PCL Insider – August 2021

Summer Legislative Update

It’s been another extraordinary year in the Capitol. Now that the legislature is in recess, we’ll take the opportunity to give an overview of the bills PCL has been engaged in this year. With an unpreceded amount of Federal and State relief funds on the table, another historic drought looming, and the height of the wildfire season still ahead, all eyes have been on the budget, pandemic recovery, and disaster preparedness—but a substantial amount of important non-budget related policymaking has been underway as well. You can see our full watchlist here, but here are some highlights:

Active priorities:

SB 10, Oppose Unless Amended: would allow jurisdictions to streamline approval of up-zoning residential areas up to 10 units per parcel within the existing urban area. It also includes provisions that would allow local governments to override voter-approved initiatives. Earlier this year, PCL helped convince the sponsors of AB 1322 to abandon similar initiative-overriding provisions, and among our other concerns with the SB 10, it is a top priority for PCL to get this initiative provision removed from the bill.

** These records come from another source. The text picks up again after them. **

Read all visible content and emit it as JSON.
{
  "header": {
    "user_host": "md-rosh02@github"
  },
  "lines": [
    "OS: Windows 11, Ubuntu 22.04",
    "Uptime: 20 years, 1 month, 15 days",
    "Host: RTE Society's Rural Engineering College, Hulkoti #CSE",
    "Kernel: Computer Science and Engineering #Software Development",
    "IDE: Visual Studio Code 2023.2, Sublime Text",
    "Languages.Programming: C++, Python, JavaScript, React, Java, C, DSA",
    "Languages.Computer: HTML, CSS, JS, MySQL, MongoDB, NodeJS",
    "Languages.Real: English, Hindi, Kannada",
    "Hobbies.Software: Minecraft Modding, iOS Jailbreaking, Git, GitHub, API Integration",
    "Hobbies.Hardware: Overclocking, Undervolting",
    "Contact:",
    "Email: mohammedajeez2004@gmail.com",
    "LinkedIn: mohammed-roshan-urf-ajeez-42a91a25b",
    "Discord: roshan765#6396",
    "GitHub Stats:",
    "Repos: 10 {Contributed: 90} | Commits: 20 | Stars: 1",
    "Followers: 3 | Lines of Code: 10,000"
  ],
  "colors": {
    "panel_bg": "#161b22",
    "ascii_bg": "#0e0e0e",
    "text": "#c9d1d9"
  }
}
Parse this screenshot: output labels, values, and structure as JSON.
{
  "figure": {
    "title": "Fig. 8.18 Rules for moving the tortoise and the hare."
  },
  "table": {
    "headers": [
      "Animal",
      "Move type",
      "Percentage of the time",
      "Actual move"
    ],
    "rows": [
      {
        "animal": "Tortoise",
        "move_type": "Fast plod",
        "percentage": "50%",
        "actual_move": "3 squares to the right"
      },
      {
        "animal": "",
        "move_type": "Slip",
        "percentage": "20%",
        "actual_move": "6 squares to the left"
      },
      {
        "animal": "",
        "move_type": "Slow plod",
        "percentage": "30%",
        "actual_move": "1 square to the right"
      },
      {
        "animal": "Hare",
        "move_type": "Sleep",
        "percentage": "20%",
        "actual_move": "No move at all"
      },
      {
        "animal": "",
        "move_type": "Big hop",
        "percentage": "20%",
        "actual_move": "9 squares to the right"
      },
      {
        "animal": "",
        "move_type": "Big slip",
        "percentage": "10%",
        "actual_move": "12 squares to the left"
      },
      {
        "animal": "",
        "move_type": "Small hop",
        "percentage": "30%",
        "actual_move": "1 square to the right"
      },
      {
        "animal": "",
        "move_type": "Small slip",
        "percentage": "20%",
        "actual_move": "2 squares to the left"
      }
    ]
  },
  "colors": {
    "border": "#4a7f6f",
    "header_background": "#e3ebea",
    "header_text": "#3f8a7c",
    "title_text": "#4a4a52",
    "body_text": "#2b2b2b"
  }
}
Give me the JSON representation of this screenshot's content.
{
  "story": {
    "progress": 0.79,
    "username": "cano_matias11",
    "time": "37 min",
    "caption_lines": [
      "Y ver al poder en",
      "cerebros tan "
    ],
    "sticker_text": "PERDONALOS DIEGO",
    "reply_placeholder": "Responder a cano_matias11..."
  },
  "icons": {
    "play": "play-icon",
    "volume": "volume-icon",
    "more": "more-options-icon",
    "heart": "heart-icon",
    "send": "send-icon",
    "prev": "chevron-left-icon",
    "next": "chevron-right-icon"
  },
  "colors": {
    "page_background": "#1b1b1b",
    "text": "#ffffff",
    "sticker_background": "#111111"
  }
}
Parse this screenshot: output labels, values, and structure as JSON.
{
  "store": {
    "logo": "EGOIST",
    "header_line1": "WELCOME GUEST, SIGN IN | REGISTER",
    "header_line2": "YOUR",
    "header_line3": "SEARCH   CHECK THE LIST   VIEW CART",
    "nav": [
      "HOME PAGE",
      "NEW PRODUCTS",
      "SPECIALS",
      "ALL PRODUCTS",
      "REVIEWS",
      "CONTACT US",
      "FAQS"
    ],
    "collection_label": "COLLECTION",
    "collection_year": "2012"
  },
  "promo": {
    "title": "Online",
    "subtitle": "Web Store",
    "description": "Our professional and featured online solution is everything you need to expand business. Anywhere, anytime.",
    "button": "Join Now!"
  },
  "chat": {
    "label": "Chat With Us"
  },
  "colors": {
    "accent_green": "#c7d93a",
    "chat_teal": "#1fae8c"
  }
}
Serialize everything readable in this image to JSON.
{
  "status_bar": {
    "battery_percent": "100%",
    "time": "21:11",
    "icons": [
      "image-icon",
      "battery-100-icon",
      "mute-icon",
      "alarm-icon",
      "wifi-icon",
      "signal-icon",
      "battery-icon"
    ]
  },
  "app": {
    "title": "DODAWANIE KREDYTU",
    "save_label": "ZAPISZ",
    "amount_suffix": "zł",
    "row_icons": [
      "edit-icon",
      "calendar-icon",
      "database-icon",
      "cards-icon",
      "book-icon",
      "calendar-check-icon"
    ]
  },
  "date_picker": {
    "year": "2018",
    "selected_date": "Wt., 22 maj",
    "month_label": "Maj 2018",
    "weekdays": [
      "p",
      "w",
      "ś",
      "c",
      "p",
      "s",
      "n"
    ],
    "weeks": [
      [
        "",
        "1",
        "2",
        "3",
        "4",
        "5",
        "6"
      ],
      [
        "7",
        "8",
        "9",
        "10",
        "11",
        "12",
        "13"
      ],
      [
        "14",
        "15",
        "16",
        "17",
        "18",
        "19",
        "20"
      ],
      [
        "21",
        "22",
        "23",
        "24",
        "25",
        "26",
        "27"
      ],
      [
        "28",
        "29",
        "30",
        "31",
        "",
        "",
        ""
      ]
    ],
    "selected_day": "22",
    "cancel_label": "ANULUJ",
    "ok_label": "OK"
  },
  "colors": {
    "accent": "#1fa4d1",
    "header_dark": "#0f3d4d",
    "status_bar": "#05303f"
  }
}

SB 6, Oppose Unless Amended: would allow streamlining of converting underutilized office and retail zones to be converted to housing. This is an intent that PCL strongly supports, so long as it is in the right places. Among other specifications, we believe the provisions must be limited to location-efficient low vehicle miles traveled (VMT) areas, so as not to undercut the state’s ability to achieve its GHG reduction mandates.

SB 9, Oppose Unless Amended: would allow one-time ministerial approval of lot splits and second units on all single-family zoning within the existing urban area. Similar to our recommendations on SB 6, we strongly believe that these provisions should be limited to low-VMT areas so we do not undermine California’s climate mandates.

AB 1147, Support: provides multiple improvements to Regional Transportation Plans/Sustainable Communities Strategies implementation mandated by SB 375 (2008), including better coordination with the California Transportation Plan and local General Plans, improved public process and equity considerations, and creation of a new grant program for transformative active transportation projects. PCL worked with many partners and interests in trying to make this bill as strong as possible. There is much more thought to be given to strengthening SB 375, and there are two other 375 reform bills, SB 261 and SB 475, that PCL will be engaged in next year, but AB 1147 is a step forward.

AB 122 and AB 1238, Support: decriminalizes aspects of biking and walking. AB 122 would allow bicyclists to only have to stop at a stop sign if there is cross traffic, essentially making the “stop” sign a “yield” sign for bikes. AB 1238 legalizes jay-walking when there is no cross traffic, which often takes places where there are no adequate options for safe crosswalks. These bills make biking and walking easier (good for the environment!) while lessening the disproportionate amount of violations that people of color receive for these everyday actions (good for people!).

SB 790, Support: proposes an advanced mitigation credits program between CalTrans and the California Department of Fish and Wildlife. This bill would incentivize CalTrans to construct more projects that improve habitat connectivity for fish and wildlife in return for compensatory mitigation credits that could apply towards other CalTrans projects in the same region.

 AB 284, Support: would mandate that the value of carbon sequestered in our natural and working lands be quantitatively incorporated into the Air Resources Board’s AB 32 GHG Scoping Plan. Lots of smart people have been working on how to do this for years, it’s time to get it done!

SB 222, Support: A Human Right to Water bill would establish the Water Rate Assistance Fund in the State Treasury to help provide water affordability assistance, for both drinking water and wastewater services, to low-income ratepayers and ratepayers experiencing economic hardship. Another Right to Water bill, SB 403, would make it easier for the State Water Resources Control Board to enact water system consolidations where disadvantaged communities are reliant on “at-risk” systems or wells. Making sure all Californians have access to safe water will also help ensure that California keeps its water safe in the first place. 

SB 45, Support: would have enacted the “Wildfire Prevention, Safe Drinking Water, Drought Preparation, and Flood Protection Bond Act of 2022” to address the resiliency of California’s infrastructure, but failed passage. There is so much interest in the Capitol for a disaster/climate resiliency bond, but getting one across the finish line remains elusive.

SB 266, Support: would expand the Chino Hills State Park by adding 3 new parcels of land to be managed by the Department of Parks and Recreation. This bill is the first step towards accomplishing the “30 by 30” goal by identifying new land for conservation to protect biodiversity and improve access. 

SB 12 proposed restrictions on building in high-risk fire areas, as well as a host of tools to assist in existing community resilience in the wildland-urban interface (WUI). The bill failed, but it is a topic that will come back, and a topic that PCL is very interested in.

AB 416, Support: prohibits state agencies from working with any contractors who have contributed to tropical forest deforestation, exploitation of indigenous or tribal people, or illegal wildlife poaching.